ASSIGNMENT: Repeat every entry word for word. Images do not belong in the copy.

-------- MATERIAL PROVIDED --------

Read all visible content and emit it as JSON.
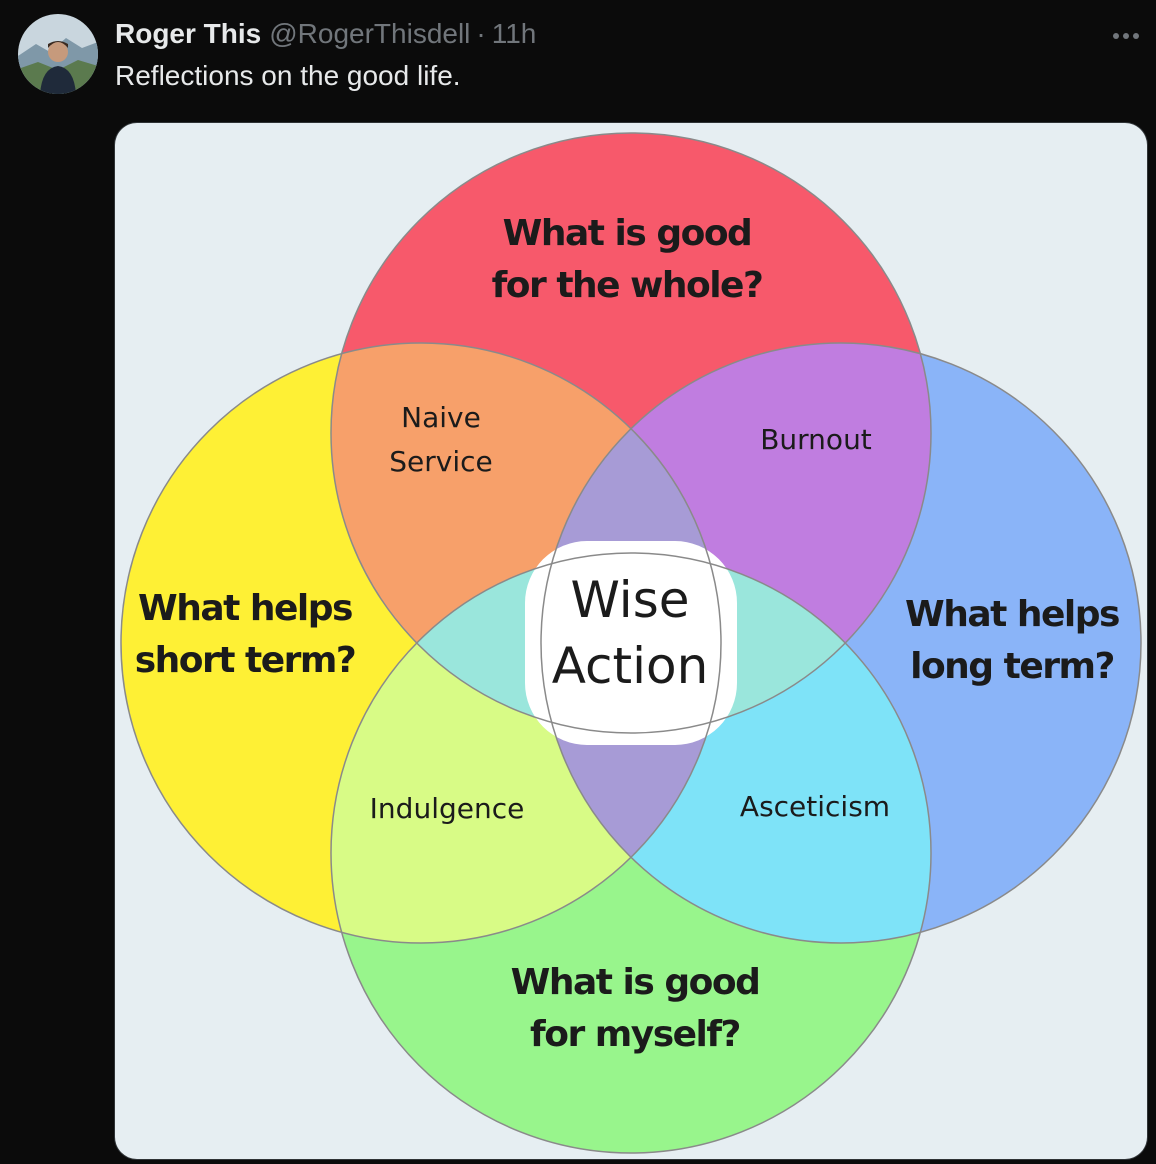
{
  "tweet": {
    "author_name": "Roger This",
    "handle": "@RogerThisdell",
    "separator": "·",
    "time": "11h",
    "text": "Reflections on the good life.",
    "more_icon": "more-horizontal-icon"
  },
  "diagram": {
    "circles": {
      "top": {
        "line1": "What is good",
        "line2": "for the whole?",
        "color": "#f7596b"
      },
      "left": {
        "line1": "What helps",
        "line2": "short term?",
        "color": "#fef035"
      },
      "right": {
        "line1": "What helps",
        "line2": "long term?",
        "color": "#8ab4f8"
      },
      "bottom": {
        "line1": "What is good",
        "line2": "for myself?",
        "color": "#98f58c"
      }
    },
    "overlaps": {
      "top_left": {
        "line1": "Naive",
        "line2": "Service",
        "color": "#f7a06a"
      },
      "top_right": {
        "line1": "Burnout",
        "color": "#c07de0"
      },
      "bottom_left": {
        "line1": "Indulgence",
        "color": "#d8fb86"
      },
      "bottom_right": {
        "line1": "Asceticism",
        "color": "#7ee3f8"
      }
    },
    "center": {
      "line1": "Wise",
      "line2": "Action",
      "color": "#ffffff"
    }
  }
}
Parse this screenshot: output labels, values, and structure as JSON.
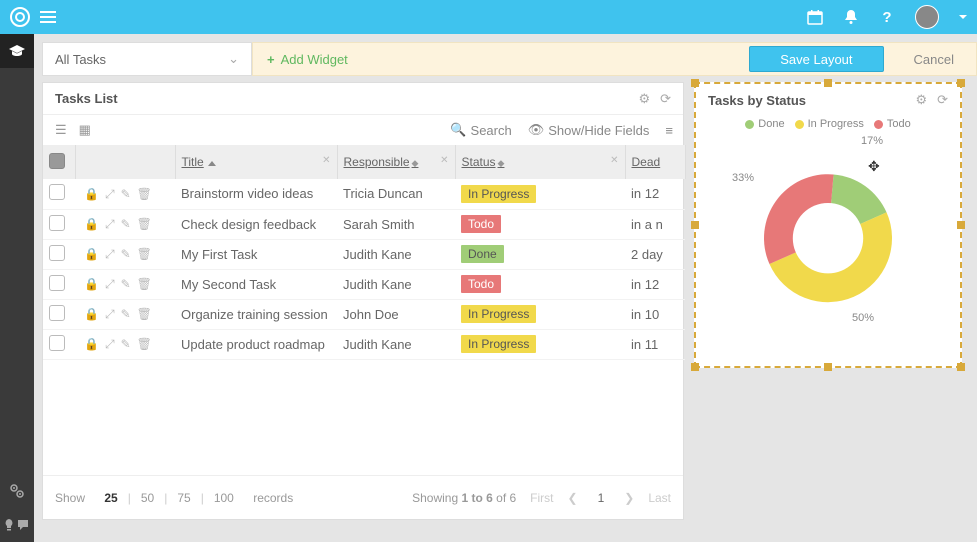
{
  "header": {
    "help": "?"
  },
  "rail": {
    "top_icon": "graduation-cap-icon",
    "bottom": [
      "gears-icon",
      "lightbulb-icon",
      "comment-icon"
    ]
  },
  "toolbar": {
    "filter_label": "All Tasks",
    "add_widget": "Add Widget",
    "save": "Save Layout",
    "cancel": "Cancel"
  },
  "tasks_panel": {
    "title": "Tasks List",
    "search": "Search",
    "showhide": "Show/Hide Fields",
    "columns": {
      "title": "Title",
      "responsible": "Responsible",
      "status": "Status",
      "deadline": "Dead"
    },
    "rows": [
      {
        "title": "Brainstorm video ideas",
        "responsible": "Tricia Duncan",
        "status": "In Progress",
        "status_class": "prog",
        "deadline": "in 12"
      },
      {
        "title": "Check design feedback",
        "responsible": "Sarah Smith",
        "status": "Todo",
        "status_class": "todo",
        "deadline": "in a n"
      },
      {
        "title": "My First Task",
        "responsible": "Judith Kane",
        "status": "Done",
        "status_class": "done",
        "deadline": "2 day"
      },
      {
        "title": "My Second Task",
        "responsible": "Judith Kane",
        "status": "Todo",
        "status_class": "todo",
        "deadline": "in 12"
      },
      {
        "title": "Organize training session",
        "responsible": "John Doe",
        "status": "In Progress",
        "status_class": "prog",
        "deadline": "in 10"
      },
      {
        "title": "Update product roadmap",
        "responsible": "Judith Kane",
        "status": "In Progress",
        "status_class": "prog",
        "deadline": "in 11"
      }
    ],
    "footer": {
      "show": "Show",
      "sizes": [
        "25",
        "50",
        "75",
        "100"
      ],
      "active_size": "25",
      "records": "records",
      "showing": "Showing <b>1 to 6</b> of 6",
      "first": "First",
      "last": "Last",
      "page": "1"
    }
  },
  "status_panel": {
    "title": "Tasks by Status",
    "legend": [
      {
        "label": "Done",
        "color": "#a0cd77"
      },
      {
        "label": "In Progress",
        "color": "#f1d94b"
      },
      {
        "label": "Todo",
        "color": "#e77878"
      }
    ]
  },
  "chart_data": {
    "type": "pie",
    "title": "Tasks by Status",
    "series": [
      {
        "name": "Done",
        "value": 17,
        "color": "#a0cd77"
      },
      {
        "name": "In Progress",
        "value": 50,
        "color": "#f1d94b"
      },
      {
        "name": "Todo",
        "value": 33,
        "color": "#e77878"
      }
    ],
    "labels": {
      "done": "17%",
      "prog": "50%",
      "todo": "33%"
    }
  }
}
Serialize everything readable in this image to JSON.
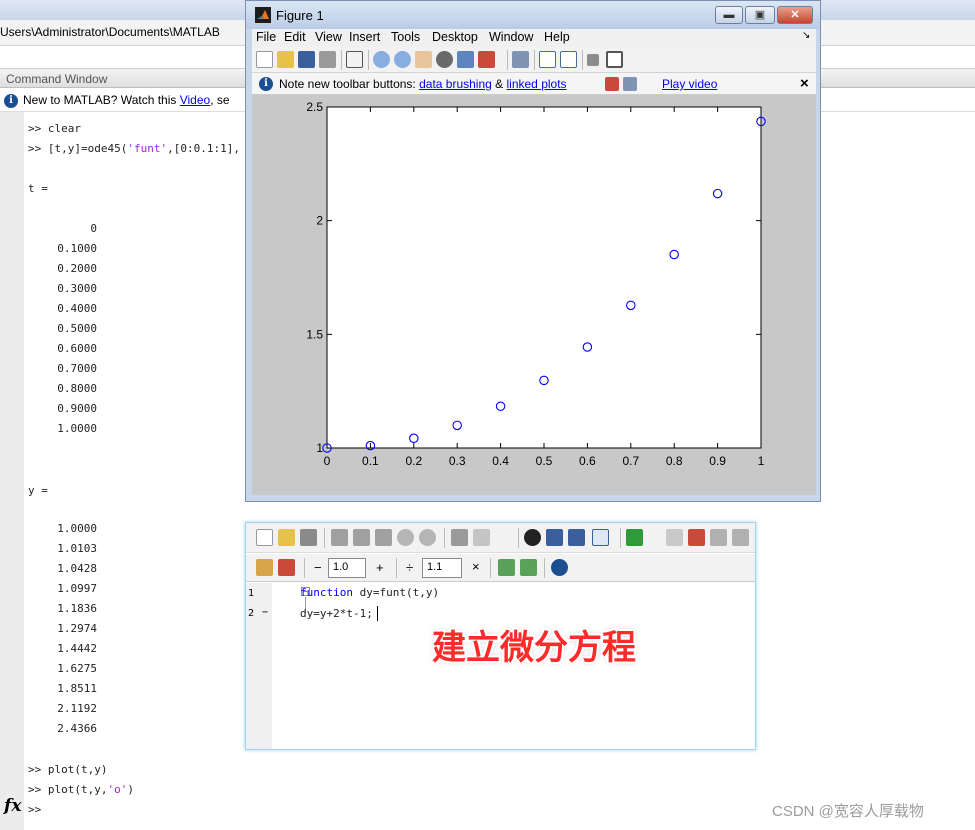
{
  "matlab": {
    "path": "Users\\Administrator\\Documents\\MATLAB",
    "command_window_title": "Command Window",
    "notice": {
      "prefix": "New to MATLAB? Watch this ",
      "link": "Video",
      "suffix": ", se"
    },
    "lines": {
      "l1": ">> clear",
      "l2_prompt": ">> [t,y]=ode45(",
      "l2_str": "'funt'",
      "l2_rest": ",[0:0.1:1],",
      "t_label": "t =",
      "t_values": [
        "0",
        "0.1000",
        "0.2000",
        "0.3000",
        "0.4000",
        "0.5000",
        "0.6000",
        "0.7000",
        "0.8000",
        "0.9000",
        "1.0000"
      ],
      "y_label": "y =",
      "y_values": [
        "1.0000",
        "1.0103",
        "1.0428",
        "1.0997",
        "1.1836",
        "1.2974",
        "1.4442",
        "1.6275",
        "1.8511",
        "2.1192",
        "2.4366"
      ],
      "plot1": ">> plot(t,y)",
      "plot2_prefix": ">> plot(t,y,",
      "plot2_str": "'o'",
      "plot2_suffix": ")",
      "last_prompt": ">>"
    },
    "fx": "fx"
  },
  "figure": {
    "title": "Figure 1",
    "window_buttons": {
      "minimize": "▬",
      "maximize": "▣",
      "close": "✕"
    },
    "menu": [
      "File",
      "Edit",
      "View",
      "Insert",
      "Tools",
      "Desktop",
      "Window",
      "Help"
    ],
    "menu_arrow": "↘",
    "note": {
      "prefix": "Note new toolbar buttons: ",
      "link1": "data brushing",
      "mid": " & ",
      "link2": "linked plots",
      "link3": "Play video",
      "close": "×"
    }
  },
  "chart_data": {
    "type": "scatter",
    "title": "",
    "xlabel": "",
    "ylabel": "",
    "xlim": [
      0,
      1
    ],
    "ylim": [
      1,
      2.5
    ],
    "xticks": [
      "0",
      "0.1",
      "0.2",
      "0.3",
      "0.4",
      "0.5",
      "0.6",
      "0.7",
      "0.8",
      "0.9",
      "1"
    ],
    "yticks": [
      "1",
      "1.5",
      "2",
      "2.5"
    ],
    "marker": "o",
    "color": "#0000ff",
    "grid": false,
    "x": [
      0,
      0.1,
      0.2,
      0.3,
      0.4,
      0.5,
      0.6,
      0.7,
      0.8,
      0.9,
      1.0
    ],
    "y": [
      1.0,
      1.0103,
      1.0428,
      1.0997,
      1.1836,
      1.2974,
      1.4442,
      1.6275,
      1.8511,
      2.1192,
      2.4366
    ]
  },
  "editor": {
    "zoom_minus": "−",
    "zoom_value1": "1.0",
    "zoom_plus": "+",
    "divide": "÷",
    "zoom_value2": "1.1",
    "times": "×",
    "lines": [
      {
        "num": "1",
        "marker": "",
        "keyword": "function",
        "code": " dy=funt(t,y)"
      },
      {
        "num": "2",
        "marker": "−",
        "keyword": "",
        "code": "dy=y+2*t-1;"
      }
    ]
  },
  "caption": "建立微分方程",
  "watermark": "CSDN @宽容人厚载物",
  "colors": {
    "link": "#0000ee",
    "string": "#a020f0",
    "keyword": "#0000ff",
    "caption": "#ff2a2a",
    "marker": "#0000ff"
  }
}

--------

ANSWER FOR THE TASK:
Read all visible content and emit it as JSON.
{
  "tweet": {
    "author_name": "Roger This",
    "handle": "@RogerThisdell",
    "separator": "·",
    "time": "11h",
    "text": "Reflections on the good life.",
    "more_icon": "more-horizontal-icon"
  },
  "diagram": {
    "circles": {
      "top": {
        "line1": "What is good",
        "line2": "for the whole?",
        "color": "#f7596b"
      },
      "left": {
        "line1": "What helps",
        "line2": "short term?",
        "color": "#fef035"
      },
      "right": {
        "line1": "What helps",
        "line2": "long term?",
        "color": "#8ab4f8"
      },
      "bottom": {
        "line1": "What is good",
        "line2": "for myself?",
        "color": "#98f58c"
      }
    },
    "overlaps": {
      "top_left": {
        "line1": "Naive",
        "line2": "Service",
        "color": "#f7a06a"
      },
      "top_right": {
        "line1": "Burnout",
        "color": "#c07de0"
      },
      "bottom_left": {
        "line1": "Indulgence",
        "color": "#d8fb86"
      },
      "bottom_right": {
        "line1": "Asceticism",
        "color": "#7ee3f8"
      }
    },
    "center": {
      "line1": "Wise",
      "line2": "Action",
      "color": "#ffffff"
    }
  }
}
Parse this screenshot: output labels, values, and structure as JSON.
{
  "header": {
    "help": "?"
  },
  "rail": {
    "top_icon": "graduation-cap-icon",
    "bottom": [
      "gears-icon",
      "lightbulb-icon",
      "comment-icon"
    ]
  },
  "toolbar": {
    "filter_label": "All Tasks",
    "add_widget": "Add Widget",
    "save": "Save Layout",
    "cancel": "Cancel"
  },
  "tasks_panel": {
    "title": "Tasks List",
    "search": "Search",
    "showhide": "Show/Hide Fields",
    "columns": {
      "title": "Title",
      "responsible": "Responsible",
      "status": "Status",
      "deadline": "Dead"
    },
    "rows": [
      {
        "title": "Brainstorm video ideas",
        "responsible": "Tricia Duncan",
        "status": "In Progress",
        "status_class": "prog",
        "deadline": "in 12"
      },
      {
        "title": "Check design feedback",
        "responsible": "Sarah Smith",
        "status": "Todo",
        "status_class": "todo",
        "deadline": "in a n"
      },
      {
        "title": "My First Task",
        "responsible": "Judith Kane",
        "status": "Done",
        "status_class": "done",
        "deadline": "2 day"
      },
      {
        "title": "My Second Task",
        "responsible": "Judith Kane",
        "status": "Todo",
        "status_class": "todo",
        "deadline": "in 12"
      },
      {
        "title": "Organize training session",
        "responsible": "John Doe",
        "status": "In Progress",
        "status_class": "prog",
        "deadline": "in 10"
      },
      {
        "title": "Update product roadmap",
        "responsible": "Judith Kane",
        "status": "In Progress",
        "status_class": "prog",
        "deadline": "in 11"
      }
    ],
    "footer": {
      "show": "Show",
      "sizes": [
        "25",
        "50",
        "75",
        "100"
      ],
      "active_size": "25",
      "records": "records",
      "showing": "Showing <b>1 to 6</b> of 6",
      "first": "First",
      "last": "Last",
      "page": "1"
    }
  },
  "status_panel": {
    "title": "Tasks by Status",
    "legend": [
      {
        "label": "Done",
        "color": "#a0cd77"
      },
      {
        "label": "In Progress",
        "color": "#f1d94b"
      },
      {
        "label": "Todo",
        "color": "#e77878"
      }
    ]
  },
  "chart_data": {
    "type": "pie",
    "title": "Tasks by Status",
    "series": [
      {
        "name": "Done",
        "value": 17,
        "color": "#a0cd77"
      },
      {
        "name": "In Progress",
        "value": 50,
        "color": "#f1d94b"
      },
      {
        "name": "Todo",
        "value": 33,
        "color": "#e77878"
      }
    ],
    "labels": {
      "done": "17%",
      "prog": "50%",
      "todo": "33%"
    }
  }
}
Serialize everything readable in this image to JSON.
{
  "matlab": {
    "path": "Users\\Administrator\\Documents\\MATLAB",
    "command_window_title": "Command Window",
    "notice": {
      "prefix": "New to MATLAB? Watch this ",
      "link": "Video",
      "suffix": ", se"
    },
    "lines": {
      "l1": ">> clear",
      "l2_prompt": ">> [t,y]=ode45(",
      "l2_str": "'funt'",
      "l2_rest": ",[0:0.1:1],",
      "t_label": "t =",
      "t_values": [
        "0",
        "0.1000",
        "0.2000",
        "0.3000",
        "0.4000",
        "0.5000",
        "0.6000",
        "0.7000",
        "0.8000",
        "0.9000",
        "1.0000"
      ],
      "y_label": "y =",
      "y_values": [
        "1.0000",
        "1.0103",
        "1.0428",
        "1.0997",
        "1.1836",
        "1.2974",
        "1.4442",
        "1.6275",
        "1.8511",
        "2.1192",
        "2.4366"
      ],
      "plot1": ">> plot(t,y)",
      "plot2_prefix": ">> plot(t,y,",
      "plot2_str": "'o'",
      "plot2_suffix": ")",
      "last_prompt": ">>"
    },
    "fx": "fx"
  },
  "figure": {
    "title": "Figure 1",
    "window_buttons": {
      "minimize": "▬",
      "maximize": "▣",
      "close": "✕"
    },
    "menu": [
      "File",
      "Edit",
      "View",
      "Insert",
      "Tools",
      "Desktop",
      "Window",
      "Help"
    ],
    "menu_arrow": "↘",
    "note": {
      "prefix": "Note new toolbar buttons: ",
      "link1": "data brushing",
      "mid": " & ",
      "link2": "linked plots",
      "link3": "Play video",
      "close": "×"
    }
  },
  "chart_data": {
    "type": "scatter",
    "title": "",
    "xlabel": "",
    "ylabel": "",
    "xlim": [
      0,
      1
    ],
    "ylim": [
      1,
      2.5
    ],
    "xticks": [
      "0",
      "0.1",
      "0.2",
      "0.3",
      "0.4",
      "0.5",
      "0.6",
      "0.7",
      "0.8",
      "0.9",
      "1"
    ],
    "yticks": [
      "1",
      "1.5",
      "2",
      "2.5"
    ],
    "marker": "o",
    "color": "#0000ff",
    "grid": false,
    "x": [
      0,
      0.1,
      0.2,
      0.3,
      0.4,
      0.5,
      0.6,
      0.7,
      0.8,
      0.9,
      1.0
    ],
    "y": [
      1.0,
      1.0103,
      1.0428,
      1.0997,
      1.1836,
      1.2974,
      1.4442,
      1.6275,
      1.8511,
      2.1192,
      2.4366
    ]
  },
  "editor": {
    "zoom_minus": "−",
    "zoom_value1": "1.0",
    "zoom_plus": "+",
    "divide": "÷",
    "zoom_value2": "1.1",
    "times": "×",
    "lines": [
      {
        "num": "1",
        "marker": "",
        "keyword": "function",
        "code": " dy=funt(t,y)"
      },
      {
        "num": "2",
        "marker": "−",
        "keyword": "",
        "code": "dy=y+2*t-1;"
      }
    ]
  },
  "caption": "建立微分方程",
  "watermark": "CSDN @宽容人厚载物",
  "colors": {
    "link": "#0000ee",
    "string": "#a020f0",
    "keyword": "#0000ff",
    "caption": "#ff2a2a",
    "marker": "#0000ff"
  }
}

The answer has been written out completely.